“The Judiciary exists not for its own sake but to serve the common person by ensuring the efficient administration of justice and facilitating smooth commercial interactions between business entities,” he said.
“That is why, for example, reforms in the Judiciary have such a positive impact for Kenya in World Bank’s Ease of Doing Business ranking. There just can’t be a good enough reason to impede the work of the Judiciary through budgetary strangulation,” Maraga cautioned.
Kenya’s Ease of Doing Business ranking rose significantly last year moving twelve places up to position 80, the determination of some 93 cases pending at the Commercial Division of the High Court alone facilitating the release of Sh1.1 billion, tied up in litigation, to the economy.

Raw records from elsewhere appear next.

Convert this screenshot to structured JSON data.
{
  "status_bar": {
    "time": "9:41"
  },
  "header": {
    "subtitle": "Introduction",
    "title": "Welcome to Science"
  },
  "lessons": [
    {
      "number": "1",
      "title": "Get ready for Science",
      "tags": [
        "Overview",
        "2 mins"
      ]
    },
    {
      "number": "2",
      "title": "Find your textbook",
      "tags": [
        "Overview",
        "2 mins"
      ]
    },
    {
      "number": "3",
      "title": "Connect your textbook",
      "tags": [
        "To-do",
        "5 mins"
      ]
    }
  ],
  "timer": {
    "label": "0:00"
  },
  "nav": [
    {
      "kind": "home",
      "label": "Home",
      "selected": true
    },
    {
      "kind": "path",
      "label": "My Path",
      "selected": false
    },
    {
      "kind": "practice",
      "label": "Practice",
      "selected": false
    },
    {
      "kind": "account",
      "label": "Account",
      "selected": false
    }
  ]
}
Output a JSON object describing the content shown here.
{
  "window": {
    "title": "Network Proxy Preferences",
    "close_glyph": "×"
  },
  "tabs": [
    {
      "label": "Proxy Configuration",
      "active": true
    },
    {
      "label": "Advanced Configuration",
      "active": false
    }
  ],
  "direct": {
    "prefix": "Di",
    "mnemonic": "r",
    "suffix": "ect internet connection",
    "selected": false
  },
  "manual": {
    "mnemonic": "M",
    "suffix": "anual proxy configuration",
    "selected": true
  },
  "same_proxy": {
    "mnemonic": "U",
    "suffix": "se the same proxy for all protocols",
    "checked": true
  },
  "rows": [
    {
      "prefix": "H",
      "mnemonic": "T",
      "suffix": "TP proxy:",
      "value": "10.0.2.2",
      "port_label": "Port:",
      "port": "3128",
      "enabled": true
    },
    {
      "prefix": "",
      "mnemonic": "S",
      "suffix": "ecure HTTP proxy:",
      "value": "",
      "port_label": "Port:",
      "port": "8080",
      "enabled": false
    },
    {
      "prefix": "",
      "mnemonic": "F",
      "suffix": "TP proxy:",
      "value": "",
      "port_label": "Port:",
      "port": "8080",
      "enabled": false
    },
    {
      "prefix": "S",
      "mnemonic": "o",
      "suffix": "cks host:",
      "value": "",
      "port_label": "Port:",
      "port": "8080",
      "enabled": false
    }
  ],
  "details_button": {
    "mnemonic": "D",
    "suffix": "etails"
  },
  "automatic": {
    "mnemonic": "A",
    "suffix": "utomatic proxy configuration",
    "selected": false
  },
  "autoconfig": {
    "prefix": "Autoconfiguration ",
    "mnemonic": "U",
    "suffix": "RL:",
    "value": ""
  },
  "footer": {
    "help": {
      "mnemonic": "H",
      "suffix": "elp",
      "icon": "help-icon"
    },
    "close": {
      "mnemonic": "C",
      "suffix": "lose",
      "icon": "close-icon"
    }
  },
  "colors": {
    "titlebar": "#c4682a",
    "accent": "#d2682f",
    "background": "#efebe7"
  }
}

Maraga has in the past described current funding of the judiciary which remains below 1 per cent of the national budget as inadequate against the globally recommended threshold of 2.5 per cent.
Following his outcry, Deputy President William Ruto on July 26 pledged to intervene to ensure that judiciary’s budget is reviewed.
“We will find a solution and ensure all arms of the Government are working together. We understand the concerns raised by the Judiciary and we will continue engaging each other to find a solution,” he said during the official opening of the African Bar Association conference at the Kenyatta International Convention Centre.
“As much as we have competing priorities, including provision of water, electricity, construction of roads in all corners of the country, we will not leave the functioning of the Judiciary behind,” he assured.